Reversing a decision by a Rogers County judge, the state Court of Civil Appeals made its ruling May 31, also stating that city of Claremore must pay attorneys' fees as determined by a trial court.
Lee, Fabian and Ward routinely represent people accused of alcohol- and driving-related offenses. Fabian said he is preparing new litigation across the state for the same records sought from Claremore.
"It's always nice to carry the victory torch, when so many will benefit," Fabian said Tuesday in an emailed response to the Tulsa World.
Attorneys seeking the police video records of a client sued the city of Claremore in May 2011, alleging that the municipality violated the Open Records Act in refusing to provide requested videotapes and audiotapes from the arrest of Richard Stangland, a 22-year-old Claremore man who was charged in March of that year with aggravated driving under the influence of alcohol.
Stangland pleaded guilty in August 2011 to a reduced charge of DUI and received an 18-month deferred sentence.
Arguing for the release of the records, Fabian said then that audiotapes and videotapes are covered by the Open Records Act. Matt Ballard, who represents the city, told the court that videotapes are evidentiary and subject to the privilege of confidentiality.
The Open Records Act includes sound and video recordings in its definition of a public record.
After hearing evidence in the nonjury trial, Associate District Judge Sheila Condren ruled in August 2011 that the police department's dash-cam recording is a "direct piece of evidence" and "not a public record."
In an opinion written by Chief Judge Robert Bell, the state Court of Criminal Appeals disagreed.
"Appellees' argument -- and the trial court's holding -- that the video is exempt because it could be used as evidence in a subsequent criminal prosecution is without legal support," Bell wrote. "There is no such exemption enumerated in the (Open Records) Act."
Fabian won a lawsuit against the state Department of Public Safety in March 2005 after the Oklahoma Highway Patrol started denying the release of traffic arrest videos.
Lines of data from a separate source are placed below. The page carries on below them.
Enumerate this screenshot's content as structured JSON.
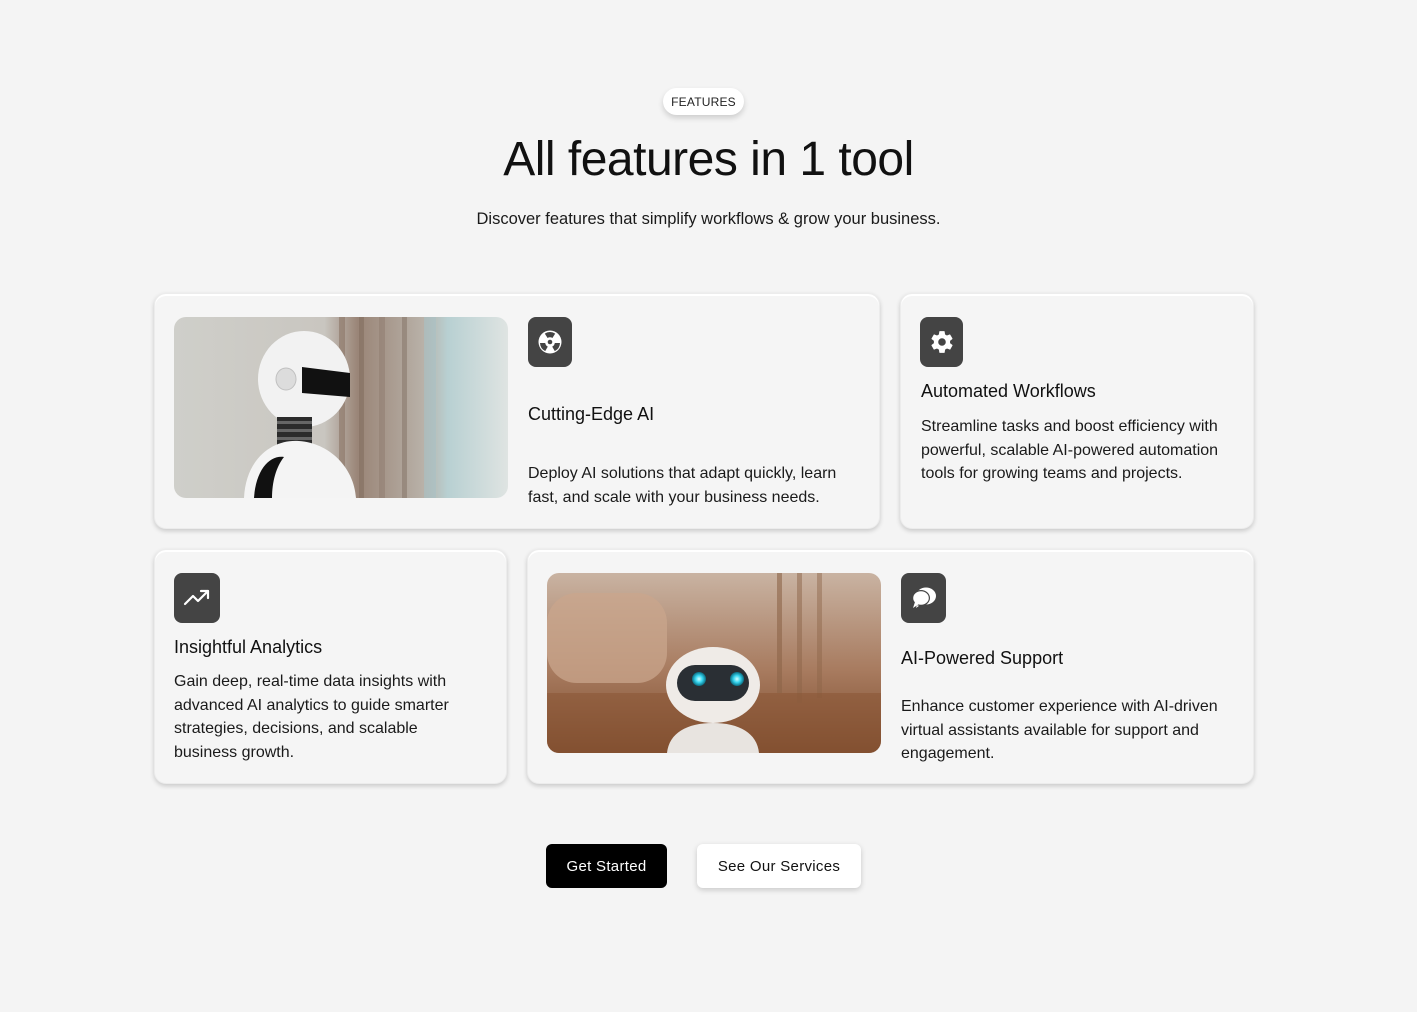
{
  "header": {
    "badge": "FEATURES",
    "title": "All features in 1 tool",
    "subtitle": "Discover features that simplify workflows & grow your business."
  },
  "features": [
    {
      "icon": "radiation-icon",
      "title": "Cutting-Edge AI",
      "description": "Deploy AI solutions that adapt quickly, learn fast, and scale with your business needs."
    },
    {
      "icon": "gear-icon",
      "title": "Automated Workflows",
      "description": "Streamline tasks and boost efficiency with powerful, scalable AI-powered automation tools for growing teams and projects."
    },
    {
      "icon": "trending-up-icon",
      "title": "Insightful Analytics",
      "description": "Gain deep, real-time data insights with advanced AI analytics to guide smarter strategies, decisions, and scalable business growth."
    },
    {
      "icon": "chat-bubbles-icon",
      "title": "AI-Powered Support",
      "description": "Enhance customer experience with AI-driven virtual assistants available for support and engagement."
    }
  ],
  "actions": {
    "primary_label": "Get Started",
    "secondary_label": "See Our Services"
  },
  "colors": {
    "background": "#f4f4f4",
    "icon_tile": "#444444",
    "primary_button": "#000000"
  }
}
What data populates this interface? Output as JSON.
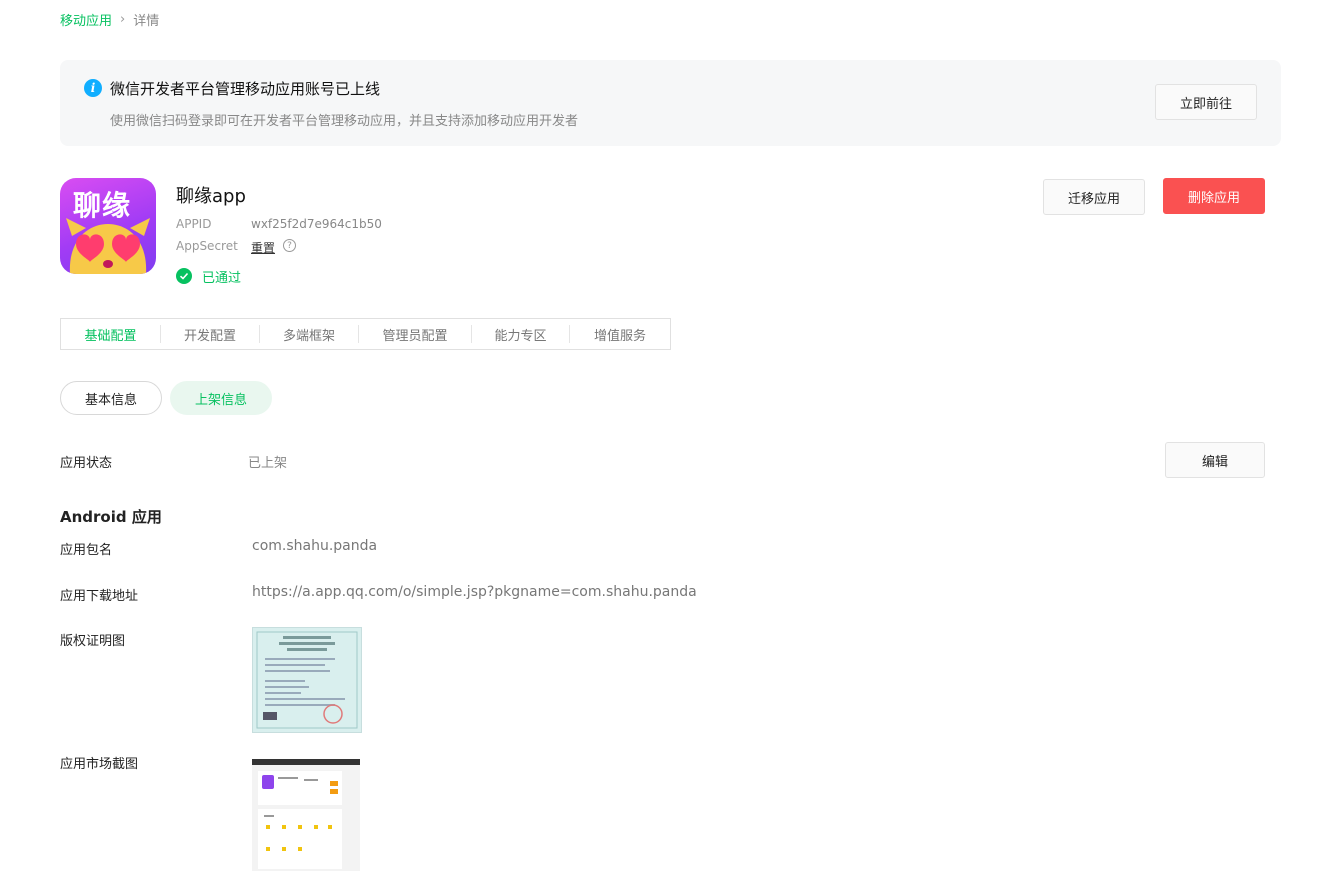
{
  "breadcrumb": {
    "parent": "移动应用",
    "separator": "›",
    "current": "详情"
  },
  "notice": {
    "icon": "info-icon",
    "icon_glyph": "i",
    "title": "微信开发者平台管理移动应用账号已上线",
    "description": "使用微信扫码登录即可在开发者平台管理移动应用，并且支持添加移动应用开发者",
    "button_label": "立即前往"
  },
  "app": {
    "icon_text": "聊缘",
    "name": "聊缘app",
    "appid_label": "APPID",
    "appid_value": "wxf25f2d7e964c1b50",
    "appsecret_label": "AppSecret",
    "reset_label": "重置",
    "help_glyph": "?",
    "status_text": "已通过",
    "migrate_label": "迁移应用",
    "delete_label": "删除应用"
  },
  "tabs": [
    {
      "label": "基础配置",
      "active": true
    },
    {
      "label": "开发配置",
      "active": false
    },
    {
      "label": "多端框架",
      "active": false
    },
    {
      "label": "管理员配置",
      "active": false
    },
    {
      "label": "能力专区",
      "active": false
    },
    {
      "label": "增值服务",
      "active": false
    }
  ],
  "subtabs": {
    "basic": "基本信息",
    "listing": "上架信息"
  },
  "status_row": {
    "label": "应用状态",
    "value": "已上架",
    "edit_label": "编辑"
  },
  "android": {
    "section_title": "Android 应用",
    "package_label": "应用包名",
    "package_value": "com.shahu.panda",
    "download_label": "应用下载地址",
    "download_value": "https://a.app.qq.com/o/simple.jsp?pkgname=com.shahu.panda",
    "copyright_label": "版权证明图",
    "screenshot_label": "应用市场截图"
  },
  "colors": {
    "accent": "#07c160",
    "danger": "#fa5151",
    "info": "#10aeff"
  }
}
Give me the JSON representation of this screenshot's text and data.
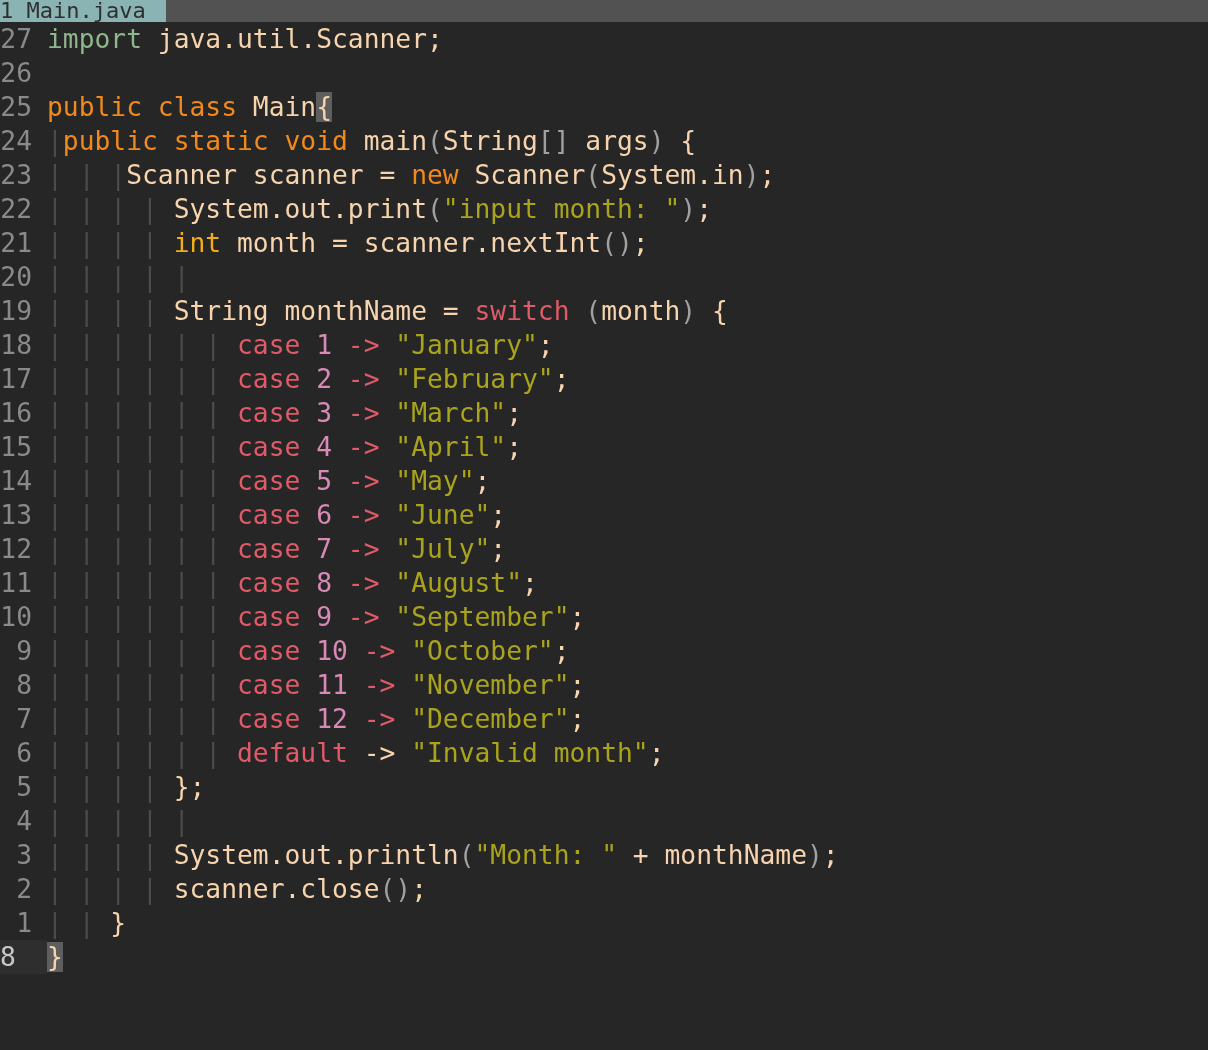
{
  "tab_bar": {
    "tabs": [
      {
        "label": "1 Main.java"
      }
    ]
  },
  "lines": [
    {
      "number": "27",
      "current": false,
      "tokens": [
        {
          "kind": "import",
          "text": "import"
        },
        {
          "kind": "plain",
          "text": " java.util.Scanner;"
        }
      ]
    },
    {
      "number": "26",
      "current": false
    },
    {
      "number": "25",
      "current": false,
      "tokens": [
        {
          "kind": "keyword",
          "text": "public class"
        },
        {
          "kind": "plain",
          "text": " Main"
        },
        {
          "kind": "match",
          "text": "{"
        }
      ]
    },
    {
      "number": "24",
      "current": false,
      "tokens": [
        {
          "kind": "guide",
          "text": "|"
        },
        {
          "kind": "keyword",
          "text": "public static void"
        },
        {
          "kind": "plain",
          "text": " main"
        },
        {
          "kind": "punct",
          "text": "("
        },
        {
          "kind": "plain",
          "text": "String"
        },
        {
          "kind": "punct",
          "text": "[]"
        },
        {
          "kind": "plain",
          "text": " args"
        },
        {
          "kind": "punct",
          "text": ")"
        },
        {
          "kind": "plain",
          "text": " {"
        }
      ]
    },
    {
      "number": "23",
      "current": false,
      "tokens": [
        {
          "kind": "guide",
          "text": "| | |"
        },
        {
          "kind": "plain",
          "text": "Scanner scanner = "
        },
        {
          "kind": "keyword",
          "text": "new"
        },
        {
          "kind": "plain",
          "text": " Scanner"
        },
        {
          "kind": "punct",
          "text": "("
        },
        {
          "kind": "plain",
          "text": "System.in"
        },
        {
          "kind": "punct",
          "text": ")"
        },
        {
          "kind": "plain",
          "text": ";"
        }
      ]
    },
    {
      "number": "22",
      "current": false,
      "tokens": [
        {
          "kind": "guide",
          "text": "| | | | "
        },
        {
          "kind": "plain",
          "text": "System.out.print"
        },
        {
          "kind": "punct",
          "text": "("
        },
        {
          "kind": "string",
          "text": "\"input month: \""
        },
        {
          "kind": "punct",
          "text": ")"
        },
        {
          "kind": "plain",
          "text": ";"
        }
      ]
    },
    {
      "number": "21",
      "current": false,
      "tokens": [
        {
          "kind": "guide",
          "text": "| | | | "
        },
        {
          "kind": "type",
          "text": "int"
        },
        {
          "kind": "plain",
          "text": " month = scanner.nextInt"
        },
        {
          "kind": "punct",
          "text": "()"
        },
        {
          "kind": "plain",
          "text": ";"
        }
      ]
    },
    {
      "number": "20",
      "current": false,
      "tokens": [
        {
          "kind": "guide",
          "text": "| | | | |"
        }
      ]
    },
    {
      "number": "19",
      "current": false,
      "tokens": [
        {
          "kind": "guide",
          "text": "| | | | "
        },
        {
          "kind": "plain",
          "text": "String monthName = "
        },
        {
          "kind": "control",
          "text": "switch"
        },
        {
          "kind": "punct",
          "text": " ("
        },
        {
          "kind": "plain",
          "text": "month"
        },
        {
          "kind": "punct",
          "text": ")"
        },
        {
          "kind": "plain",
          "text": " {"
        }
      ]
    },
    {
      "number": "18",
      "current": false,
      "tokens": [
        {
          "kind": "guide",
          "text": "| | | | | | "
        },
        {
          "kind": "control",
          "text": "case"
        },
        {
          "kind": "number",
          "text": " 1"
        },
        {
          "kind": "control",
          "text": " ->"
        },
        {
          "kind": "string",
          "text": " \"January\""
        },
        {
          "kind": "plain",
          "text": ";"
        }
      ]
    },
    {
      "number": "17",
      "current": false,
      "tokens": [
        {
          "kind": "guide",
          "text": "| | | | | | "
        },
        {
          "kind": "control",
          "text": "case"
        },
        {
          "kind": "number",
          "text": " 2"
        },
        {
          "kind": "control",
          "text": " ->"
        },
        {
          "kind": "string",
          "text": " \"February\""
        },
        {
          "kind": "plain",
          "text": ";"
        }
      ]
    },
    {
      "number": "16",
      "current": false,
      "tokens": [
        {
          "kind": "guide",
          "text": "| | | | | | "
        },
        {
          "kind": "control",
          "text": "case"
        },
        {
          "kind": "number",
          "text": " 3"
        },
        {
          "kind": "control",
          "text": " ->"
        },
        {
          "kind": "string",
          "text": " \"March\""
        },
        {
          "kind": "plain",
          "text": ";"
        }
      ]
    },
    {
      "number": "15",
      "current": false,
      "tokens": [
        {
          "kind": "guide",
          "text": "| | | | | | "
        },
        {
          "kind": "control",
          "text": "case"
        },
        {
          "kind": "number",
          "text": " 4"
        },
        {
          "kind": "control",
          "text": " ->"
        },
        {
          "kind": "string",
          "text": " \"April\""
        },
        {
          "kind": "plain",
          "text": ";"
        }
      ]
    },
    {
      "number": "14",
      "current": false,
      "tokens": [
        {
          "kind": "guide",
          "text": "| | | | | | "
        },
        {
          "kind": "control",
          "text": "case"
        },
        {
          "kind": "number",
          "text": " 5"
        },
        {
          "kind": "control",
          "text": " ->"
        },
        {
          "kind": "string",
          "text": " \"May\""
        },
        {
          "kind": "plain",
          "text": ";"
        }
      ]
    },
    {
      "number": "13",
      "current": false,
      "tokens": [
        {
          "kind": "guide",
          "text": "| | | | | | "
        },
        {
          "kind": "control",
          "text": "case"
        },
        {
          "kind": "number",
          "text": " 6"
        },
        {
          "kind": "control",
          "text": " ->"
        },
        {
          "kind": "string",
          "text": " \"June\""
        },
        {
          "kind": "plain",
          "text": ";"
        }
      ]
    },
    {
      "number": "12",
      "current": false,
      "tokens": [
        {
          "kind": "guide",
          "text": "| | | | | | "
        },
        {
          "kind": "control",
          "text": "case"
        },
        {
          "kind": "number",
          "text": " 7"
        },
        {
          "kind": "control",
          "text": " ->"
        },
        {
          "kind": "string",
          "text": " \"July\""
        },
        {
          "kind": "plain",
          "text": ";"
        }
      ]
    },
    {
      "number": "11",
      "current": false,
      "tokens": [
        {
          "kind": "guide",
          "text": "| | | | | | "
        },
        {
          "kind": "control",
          "text": "case"
        },
        {
          "kind": "number",
          "text": " 8"
        },
        {
          "kind": "control",
          "text": " ->"
        },
        {
          "kind": "string",
          "text": " \"August\""
        },
        {
          "kind": "plain",
          "text": ";"
        }
      ]
    },
    {
      "number": "10",
      "current": false,
      "tokens": [
        {
          "kind": "guide",
          "text": "| | | | | | "
        },
        {
          "kind": "control",
          "text": "case"
        },
        {
          "kind": "number",
          "text": " 9"
        },
        {
          "kind": "control",
          "text": " ->"
        },
        {
          "kind": "string",
          "text": " \"September\""
        },
        {
          "kind": "plain",
          "text": ";"
        }
      ]
    },
    {
      "number": "9",
      "current": false,
      "tokens": [
        {
          "kind": "guide",
          "text": "| | | | | | "
        },
        {
          "kind": "control",
          "text": "case"
        },
        {
          "kind": "number",
          "text": " 10"
        },
        {
          "kind": "control",
          "text": " ->"
        },
        {
          "kind": "string",
          "text": " \"October\""
        },
        {
          "kind": "plain",
          "text": ";"
        }
      ]
    },
    {
      "number": "8",
      "current": false,
      "tokens": [
        {
          "kind": "guide",
          "text": "| | | | | | "
        },
        {
          "kind": "control",
          "text": "case"
        },
        {
          "kind": "number",
          "text": " 11"
        },
        {
          "kind": "control",
          "text": " ->"
        },
        {
          "kind": "string",
          "text": " \"November\""
        },
        {
          "kind": "plain",
          "text": ";"
        }
      ]
    },
    {
      "number": "7",
      "current": false,
      "tokens": [
        {
          "kind": "guide",
          "text": "| | | | | | "
        },
        {
          "kind": "control",
          "text": "case"
        },
        {
          "kind": "number",
          "text": " 12"
        },
        {
          "kind": "control",
          "text": " ->"
        },
        {
          "kind": "string",
          "text": " \"December\""
        },
        {
          "kind": "plain",
          "text": ";"
        }
      ]
    },
    {
      "number": "6",
      "current": false,
      "tokens": [
        {
          "kind": "guide",
          "text": "| | | | | | "
        },
        {
          "kind": "control",
          "text": "default"
        },
        {
          "kind": "plain",
          "text": " ->"
        },
        {
          "kind": "string",
          "text": " \"Invalid month\""
        },
        {
          "kind": "plain",
          "text": ";"
        }
      ]
    },
    {
      "number": "5",
      "current": false,
      "tokens": [
        {
          "kind": "guide",
          "text": "| | | | "
        },
        {
          "kind": "plain",
          "text": "};"
        }
      ]
    },
    {
      "number": "4",
      "current": false,
      "tokens": [
        {
          "kind": "guide",
          "text": "| | | | |"
        }
      ]
    },
    {
      "number": "3",
      "current": false,
      "tokens": [
        {
          "kind": "guide",
          "text": "| | | | "
        },
        {
          "kind": "plain",
          "text": "System.out.println"
        },
        {
          "kind": "punct",
          "text": "("
        },
        {
          "kind": "string",
          "text": "\"Month: \""
        },
        {
          "kind": "plain",
          "text": " + monthName"
        },
        {
          "kind": "punct",
          "text": ")"
        },
        {
          "kind": "plain",
          "text": ";"
        }
      ]
    },
    {
      "number": "2",
      "current": false,
      "tokens": [
        {
          "kind": "guide",
          "text": "| | | | "
        },
        {
          "kind": "plain",
          "text": "scanner.close"
        },
        {
          "kind": "punct",
          "text": "()"
        },
        {
          "kind": "plain",
          "text": ";"
        }
      ]
    },
    {
      "number": "1",
      "current": false,
      "tokens": [
        {
          "kind": "guide",
          "text": "| | "
        },
        {
          "kind": "plain",
          "text": "}"
        }
      ]
    },
    {
      "number": "8",
      "current": true,
      "tokens": [
        {
          "kind": "match",
          "text": "}"
        }
      ]
    }
  ]
}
Later that year, however, state lawmakers exempted the department's audio and video recordings from open records requests, making it the only law enforcement agency with such an exemption.
Fabian, who worked in law enforcement for about 20 years as a Wichita, Kan., police officer and general counsel for the Oklahoma Department of Public Safety, said he has viewed thousands of police videos.
"I've seen just about everything you can see from a standpoint of how law enforcement deals with stuff over the years, from riding in the cars with them to being one (police officer)," Fabian told the Tulsa World in May. "There are situations where what they do out there is just absolutely un-understandable.
"But from the standpoint of protecting a law enforcement officer when they do their job right, it's the best thing in the world. I can't argue with that. It's what's right."
Copyright 2013 - Tulsa World, Okla.